For me, weed is about turning my brain off, not turning my brain on in some very specific way.

I was in L.A. when I got cast on my first show, Hindsight. It was such a sweet, enjoyable show, and honestly has one of the bigger fan bases of anything I’ve done. We waited eight months to start shooting the second season, and then the month before we were supposed to start, they canceled it. That sucked. It was so disappointing, because that show—it’s cheesy and whatever, but it is a little gem. People loved it.

I’m working on two screenplays. One is with a friend, and the other is by myself and is based on my life, and my mom’s life, and her experience with The Evil Dead. I just had a producer sign on to that, which is very exciting. We’re at the beginning of figuring out what that’s going to be.

I’m someone who responds to fear and anxiety by going into productivity overdrive—which, by the way, isn’t necessarily the most artistic state to be in—but it results in a lot of writing. It helps me feel focused, and I needed to do a rewrite anyway. That’s really been taking up all of my time right now.


I’ve never found a strain—sativa, indica, whatever—that doesn’t eventually put me to sleep.


For me, weed is about turning my brain off, not turning my brain on in some very specific way. It’s something I want to do at night, alone or with my husband to relax and be done with the day. I’ve smoked a lot of pot and eaten it and taken tinctures and done every version of it whatsoever and I’ve never found a strain—sativa, indica, whatever—that doesn’t eventually put me to sleep. That would be true even if I smoked it at nine in the morning.

We’ve definitely gotten into some lower THC strains. That that’s more enjoyable for us and more functional, because I can take a puff of something and still feel fine and, like, cook dinner. Otherwise, I smoke something and I’m on planet Zenon. Like, I have to go to bed immediately.

Smoking is such a nice ritual, especially at the end of the day. When I was shooting Indebted, I would get home and make or order food. Then I would roll a joint—or a spliff sometimes, because that’s also mitigating how high you’re getting—and sit in this hanging, swinging chair that we have. I’d sit on that and I just look out at the hills and swing and smoke.
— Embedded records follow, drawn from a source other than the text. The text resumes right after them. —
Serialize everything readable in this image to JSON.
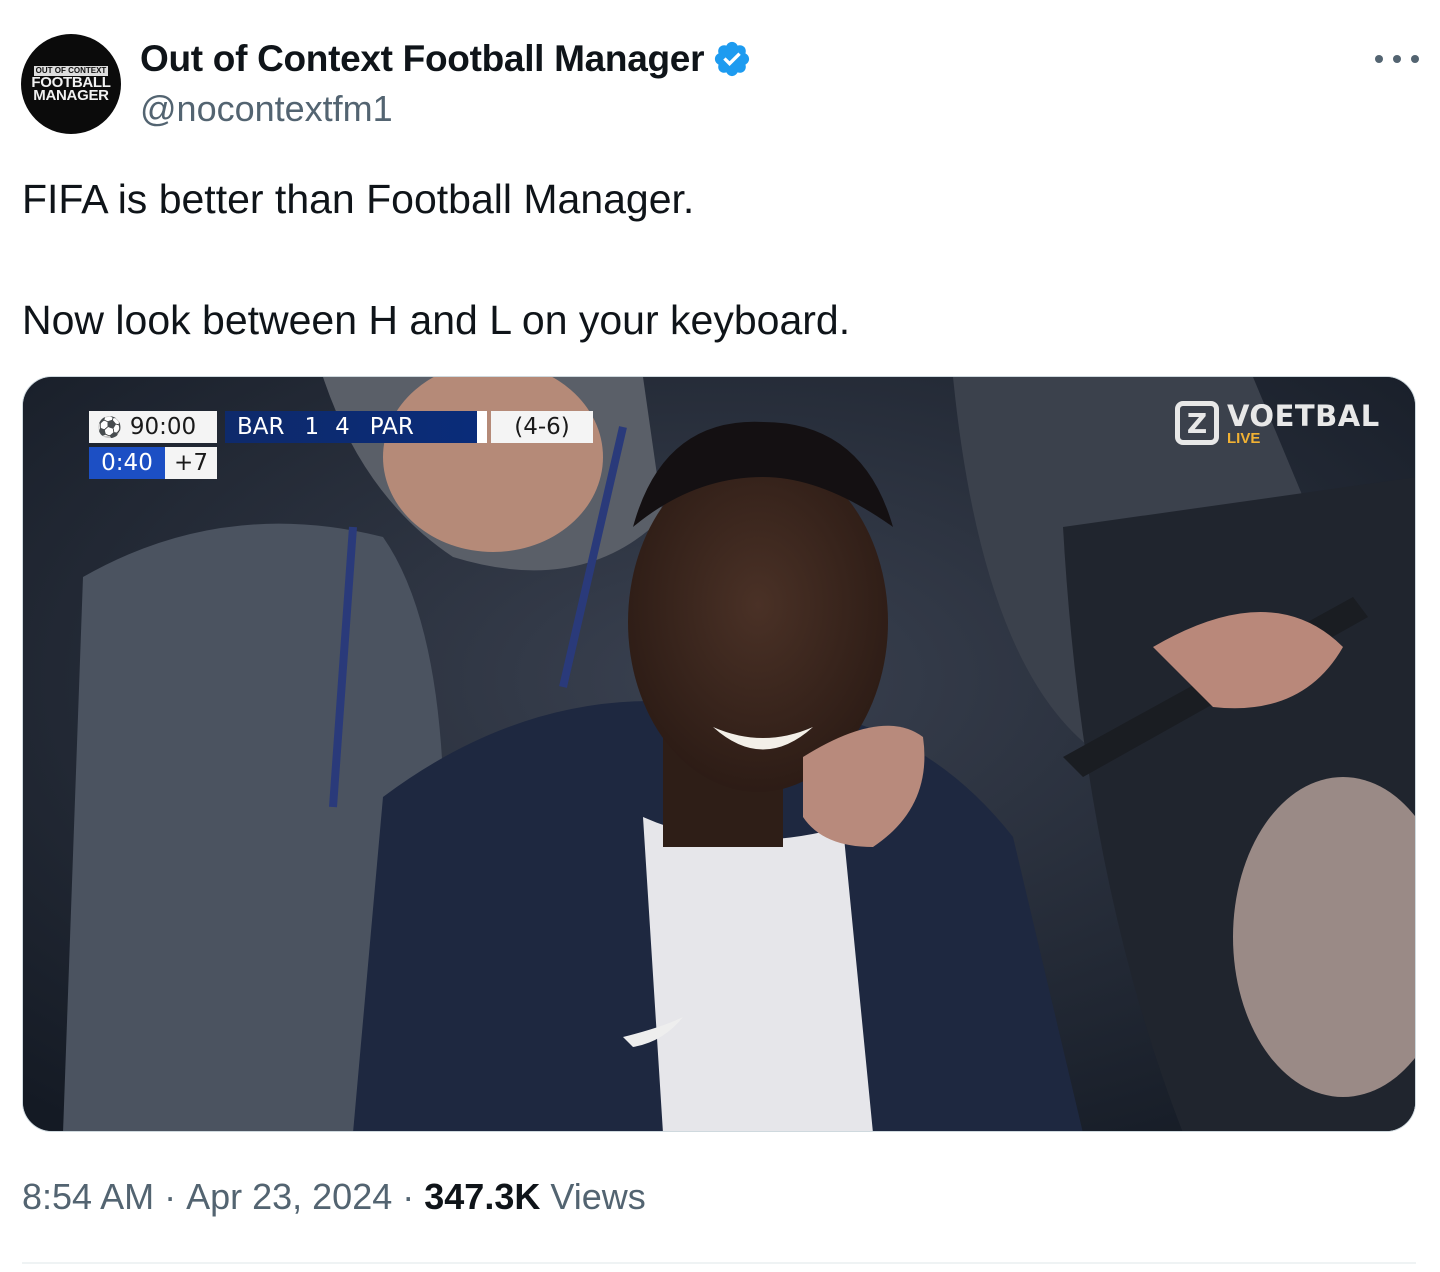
{
  "author": {
    "display_name": "Out of Context Football Manager",
    "handle": "@nocontextfm1",
    "verified": true,
    "avatar_text": {
      "line1": "OUT OF CONTEXT",
      "line2": "FOOTBALL",
      "line3": "MANAGER"
    }
  },
  "tweet": {
    "paragraph1": "FIFA is better than Football Manager.",
    "paragraph2": "Now look between H and L on your keyboard."
  },
  "media": {
    "scorebug": {
      "match_time": "90:00",
      "home": "BAR",
      "home_score": "1",
      "away_score": "4",
      "away": "PAR",
      "aggregate": "(4-6)",
      "added_time_elapsed": "0:40",
      "added_time": "+7"
    },
    "broadcaster": {
      "logo": "Z",
      "name": "VOETBAL",
      "sub": "LIVE"
    }
  },
  "meta": {
    "time": "8:54 AM",
    "date": "Apr 23, 2024",
    "views_count": "347.3K",
    "views_label": "Views"
  },
  "colors": {
    "verified_badge": "#1d9bf0",
    "secondary_text": "#536471",
    "scorebug_blue": "#0e2a6b",
    "broadcaster_live": "#f2b233"
  },
  "icons": [
    "verified-badge-icon",
    "more-options-icon",
    "champions-league-ball-icon"
  ]
}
It’s such a ritual, and it’s so relaxing. It puts a cap on the day.


My husband Beck [Bennett] and I have historically tried to keep things as separate as we can. I know so many couples who, the second they get together, are like, “We’re working on a screenplay.” We have very much made an effort to not do that. I will say it creeps in, especially because we do really respect and trust each other’s work and instincts. Often we can’t help but be like, “What do you think about this?” We go to each other for input and collaboration in that way. Also, SNL at Home basically meant we didn’t have a choice. The other thing is that we both work with our friends a lot and we have the same friends. We actually met working together on a sketch where Beck was playing my boyfriend. But, at least right now, we work better when Beck is helping me with my thing, or I am helping him with his thing. We are both each other’s biggest fan, and we’re in the front row.

Quarantine kind of landed at a good time for me because I was already really starting to focus on making my own stuff. That’s going to be my reality moving forward, I think. Luckily, I feel excited about that. I don’t know, maybe once I have five screenplays written I’ll be like, Okay, that’s enough. I couldn’t shoot all those in a lifetime. But that’s all I can really focus on these days. So now I’m thinking like, How can I teach myself to direct from the confines of my home? And with Beck Bennett as my sole, but very talented and very diverse actor. He can be my muse and do every part, every accent.

I think about friends, or my cousin who is an event planner and is totally fucked because of quarantine. She’s learning Spanish and taking online classes. She’s like, “I’m just trying to get more skills for my job.” I’m kind of trying to look at quarantine the same way. How can I refine skills right now?


This interview has been edited and condensed for clarity. Jessy Hodges photographed by Maggie Shannon in Los Angeles. If you like this Conversation, please feel free to share it with friends or enemies. Subscribe to our newsletter here.